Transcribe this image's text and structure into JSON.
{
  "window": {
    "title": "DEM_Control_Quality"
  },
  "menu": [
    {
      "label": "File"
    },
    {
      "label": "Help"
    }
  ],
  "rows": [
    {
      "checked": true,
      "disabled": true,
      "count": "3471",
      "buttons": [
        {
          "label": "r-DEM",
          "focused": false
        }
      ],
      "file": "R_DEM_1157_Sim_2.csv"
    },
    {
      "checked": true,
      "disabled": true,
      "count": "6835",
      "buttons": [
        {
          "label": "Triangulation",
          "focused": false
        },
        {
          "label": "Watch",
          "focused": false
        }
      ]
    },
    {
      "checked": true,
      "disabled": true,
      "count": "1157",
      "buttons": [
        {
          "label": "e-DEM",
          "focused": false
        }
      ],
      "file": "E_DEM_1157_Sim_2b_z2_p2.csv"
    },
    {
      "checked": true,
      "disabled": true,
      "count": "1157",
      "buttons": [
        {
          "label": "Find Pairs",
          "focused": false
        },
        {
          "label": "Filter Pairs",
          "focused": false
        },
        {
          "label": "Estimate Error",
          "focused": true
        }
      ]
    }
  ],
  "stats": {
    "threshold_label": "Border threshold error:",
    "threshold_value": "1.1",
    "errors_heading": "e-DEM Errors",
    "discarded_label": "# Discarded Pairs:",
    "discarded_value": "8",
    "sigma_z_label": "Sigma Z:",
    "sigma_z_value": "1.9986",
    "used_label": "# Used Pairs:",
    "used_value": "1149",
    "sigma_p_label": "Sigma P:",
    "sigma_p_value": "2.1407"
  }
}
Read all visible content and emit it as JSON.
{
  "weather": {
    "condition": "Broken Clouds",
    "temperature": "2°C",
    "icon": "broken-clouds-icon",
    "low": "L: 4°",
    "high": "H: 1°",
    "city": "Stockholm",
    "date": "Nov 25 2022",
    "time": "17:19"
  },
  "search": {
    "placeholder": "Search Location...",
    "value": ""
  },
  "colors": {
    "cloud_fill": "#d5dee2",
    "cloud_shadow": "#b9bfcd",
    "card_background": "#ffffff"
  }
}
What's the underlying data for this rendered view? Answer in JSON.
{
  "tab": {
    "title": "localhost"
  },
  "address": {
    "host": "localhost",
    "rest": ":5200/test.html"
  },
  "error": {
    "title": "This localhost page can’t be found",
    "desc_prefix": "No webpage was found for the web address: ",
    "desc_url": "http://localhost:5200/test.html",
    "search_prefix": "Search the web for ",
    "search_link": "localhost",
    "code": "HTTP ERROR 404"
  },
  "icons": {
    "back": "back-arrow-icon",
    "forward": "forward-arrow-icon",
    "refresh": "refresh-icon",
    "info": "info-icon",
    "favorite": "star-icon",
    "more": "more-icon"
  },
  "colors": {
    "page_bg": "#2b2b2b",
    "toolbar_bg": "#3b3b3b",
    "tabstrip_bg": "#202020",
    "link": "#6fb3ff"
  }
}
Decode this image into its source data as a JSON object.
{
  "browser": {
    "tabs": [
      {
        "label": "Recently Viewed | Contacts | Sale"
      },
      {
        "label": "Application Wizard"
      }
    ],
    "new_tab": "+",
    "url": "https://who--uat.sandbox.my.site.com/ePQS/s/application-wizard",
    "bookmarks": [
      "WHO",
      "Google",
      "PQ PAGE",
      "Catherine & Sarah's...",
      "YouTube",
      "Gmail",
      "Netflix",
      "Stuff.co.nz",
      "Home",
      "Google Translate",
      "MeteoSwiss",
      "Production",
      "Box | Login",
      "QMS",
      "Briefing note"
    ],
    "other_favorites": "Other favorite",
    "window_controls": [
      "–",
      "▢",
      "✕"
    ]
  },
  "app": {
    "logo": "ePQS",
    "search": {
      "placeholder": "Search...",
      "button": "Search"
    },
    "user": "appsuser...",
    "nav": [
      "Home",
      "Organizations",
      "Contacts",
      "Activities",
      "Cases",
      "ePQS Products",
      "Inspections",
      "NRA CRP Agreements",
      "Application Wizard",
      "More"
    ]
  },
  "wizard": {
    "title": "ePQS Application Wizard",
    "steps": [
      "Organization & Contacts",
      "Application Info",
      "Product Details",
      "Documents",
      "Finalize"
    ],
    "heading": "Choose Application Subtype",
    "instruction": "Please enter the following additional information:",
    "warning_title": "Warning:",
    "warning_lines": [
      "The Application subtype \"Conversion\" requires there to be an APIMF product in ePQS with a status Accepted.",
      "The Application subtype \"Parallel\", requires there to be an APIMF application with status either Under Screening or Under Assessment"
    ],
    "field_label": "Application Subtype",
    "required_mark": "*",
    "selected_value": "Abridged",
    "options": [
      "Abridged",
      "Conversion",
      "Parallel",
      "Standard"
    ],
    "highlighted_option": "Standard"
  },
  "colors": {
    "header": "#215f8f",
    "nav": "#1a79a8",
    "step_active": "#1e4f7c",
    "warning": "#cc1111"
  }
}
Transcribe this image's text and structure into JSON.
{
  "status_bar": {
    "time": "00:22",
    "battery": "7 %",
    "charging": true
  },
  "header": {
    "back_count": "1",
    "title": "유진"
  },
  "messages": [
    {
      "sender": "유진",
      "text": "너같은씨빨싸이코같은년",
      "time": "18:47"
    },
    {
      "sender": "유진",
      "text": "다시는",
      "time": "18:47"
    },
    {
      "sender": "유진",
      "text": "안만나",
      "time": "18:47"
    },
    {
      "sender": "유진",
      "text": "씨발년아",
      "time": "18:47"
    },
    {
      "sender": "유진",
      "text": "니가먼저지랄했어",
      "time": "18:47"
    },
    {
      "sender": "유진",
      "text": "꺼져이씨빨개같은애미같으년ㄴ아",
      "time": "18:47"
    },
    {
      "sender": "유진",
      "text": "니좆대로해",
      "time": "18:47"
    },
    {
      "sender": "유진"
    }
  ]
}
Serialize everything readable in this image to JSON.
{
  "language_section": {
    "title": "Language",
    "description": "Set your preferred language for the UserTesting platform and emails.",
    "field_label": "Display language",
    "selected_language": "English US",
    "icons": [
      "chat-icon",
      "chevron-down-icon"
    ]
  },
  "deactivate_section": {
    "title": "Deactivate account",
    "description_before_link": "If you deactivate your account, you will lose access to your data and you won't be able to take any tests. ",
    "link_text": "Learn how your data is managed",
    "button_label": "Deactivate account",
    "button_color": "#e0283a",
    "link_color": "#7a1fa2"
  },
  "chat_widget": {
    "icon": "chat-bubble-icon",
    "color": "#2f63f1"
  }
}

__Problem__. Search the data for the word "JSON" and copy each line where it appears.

__Answer to this task__.
Transcribe this image's text and structure into JSON.
Read all visible content and emit it as JSON.
What's the underlying data for this rendered view? Answer in JSON.
Decode this image into its source data as a JSON object.
Transcribe this image's text and structure into JSON.
Serialize everything readable in this image to JSON.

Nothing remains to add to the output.